**EXERCISE AIM**
Each line with the word "title" must appear in the answer, copied from the records.

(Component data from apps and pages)
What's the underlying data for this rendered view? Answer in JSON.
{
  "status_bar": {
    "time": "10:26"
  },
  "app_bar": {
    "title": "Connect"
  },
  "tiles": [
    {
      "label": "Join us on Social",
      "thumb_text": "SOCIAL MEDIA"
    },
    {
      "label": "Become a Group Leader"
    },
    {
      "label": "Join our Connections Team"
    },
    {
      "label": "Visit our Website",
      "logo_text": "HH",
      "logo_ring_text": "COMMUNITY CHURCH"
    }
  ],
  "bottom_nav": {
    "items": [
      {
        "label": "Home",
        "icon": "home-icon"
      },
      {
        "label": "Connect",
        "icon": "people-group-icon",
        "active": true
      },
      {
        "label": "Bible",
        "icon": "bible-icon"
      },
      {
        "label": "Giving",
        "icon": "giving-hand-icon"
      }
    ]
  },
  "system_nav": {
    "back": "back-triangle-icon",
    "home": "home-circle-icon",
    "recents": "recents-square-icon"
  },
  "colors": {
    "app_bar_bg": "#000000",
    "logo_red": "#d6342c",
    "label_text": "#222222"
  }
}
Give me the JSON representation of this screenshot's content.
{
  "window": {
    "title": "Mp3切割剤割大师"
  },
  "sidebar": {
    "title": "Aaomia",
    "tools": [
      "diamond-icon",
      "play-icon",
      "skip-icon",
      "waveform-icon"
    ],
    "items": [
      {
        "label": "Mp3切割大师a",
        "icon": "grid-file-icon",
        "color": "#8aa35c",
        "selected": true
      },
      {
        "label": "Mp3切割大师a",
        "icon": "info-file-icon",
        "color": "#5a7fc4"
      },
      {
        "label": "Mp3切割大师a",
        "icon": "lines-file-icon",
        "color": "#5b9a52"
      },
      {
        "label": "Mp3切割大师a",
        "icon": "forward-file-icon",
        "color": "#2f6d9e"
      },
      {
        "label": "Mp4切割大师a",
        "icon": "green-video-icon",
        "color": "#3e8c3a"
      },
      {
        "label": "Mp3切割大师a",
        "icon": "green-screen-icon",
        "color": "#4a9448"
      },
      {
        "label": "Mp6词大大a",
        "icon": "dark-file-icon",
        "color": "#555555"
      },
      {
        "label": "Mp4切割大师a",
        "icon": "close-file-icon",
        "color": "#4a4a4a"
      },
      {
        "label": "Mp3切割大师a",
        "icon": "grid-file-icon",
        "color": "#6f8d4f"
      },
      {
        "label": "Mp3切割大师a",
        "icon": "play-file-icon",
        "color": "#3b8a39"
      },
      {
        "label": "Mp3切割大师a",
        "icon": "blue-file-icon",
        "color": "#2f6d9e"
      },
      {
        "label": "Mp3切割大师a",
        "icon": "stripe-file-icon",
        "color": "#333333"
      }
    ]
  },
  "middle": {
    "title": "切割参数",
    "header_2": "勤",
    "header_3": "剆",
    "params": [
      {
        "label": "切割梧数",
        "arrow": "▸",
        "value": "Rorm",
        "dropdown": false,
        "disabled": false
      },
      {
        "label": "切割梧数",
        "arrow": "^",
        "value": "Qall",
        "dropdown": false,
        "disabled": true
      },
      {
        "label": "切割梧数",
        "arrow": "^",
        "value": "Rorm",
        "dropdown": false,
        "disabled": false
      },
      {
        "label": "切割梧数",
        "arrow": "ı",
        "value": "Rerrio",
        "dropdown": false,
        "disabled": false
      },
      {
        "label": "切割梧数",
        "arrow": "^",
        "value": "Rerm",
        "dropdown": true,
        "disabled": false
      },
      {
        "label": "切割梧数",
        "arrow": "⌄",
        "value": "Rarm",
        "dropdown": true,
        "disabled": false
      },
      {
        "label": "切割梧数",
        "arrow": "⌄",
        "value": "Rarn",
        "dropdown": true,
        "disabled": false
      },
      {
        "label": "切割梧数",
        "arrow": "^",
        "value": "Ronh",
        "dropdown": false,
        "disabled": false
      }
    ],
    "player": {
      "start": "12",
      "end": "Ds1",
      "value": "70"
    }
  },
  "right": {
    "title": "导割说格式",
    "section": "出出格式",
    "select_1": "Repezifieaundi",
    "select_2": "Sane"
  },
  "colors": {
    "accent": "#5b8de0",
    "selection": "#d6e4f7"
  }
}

**EXPECTED ANSWER**
    "title": "Connect"
    "title": "Mp3切割剤割大师"
    "title": "Aaomia",
    "title": "切割参数",
    "title": "导割说格式",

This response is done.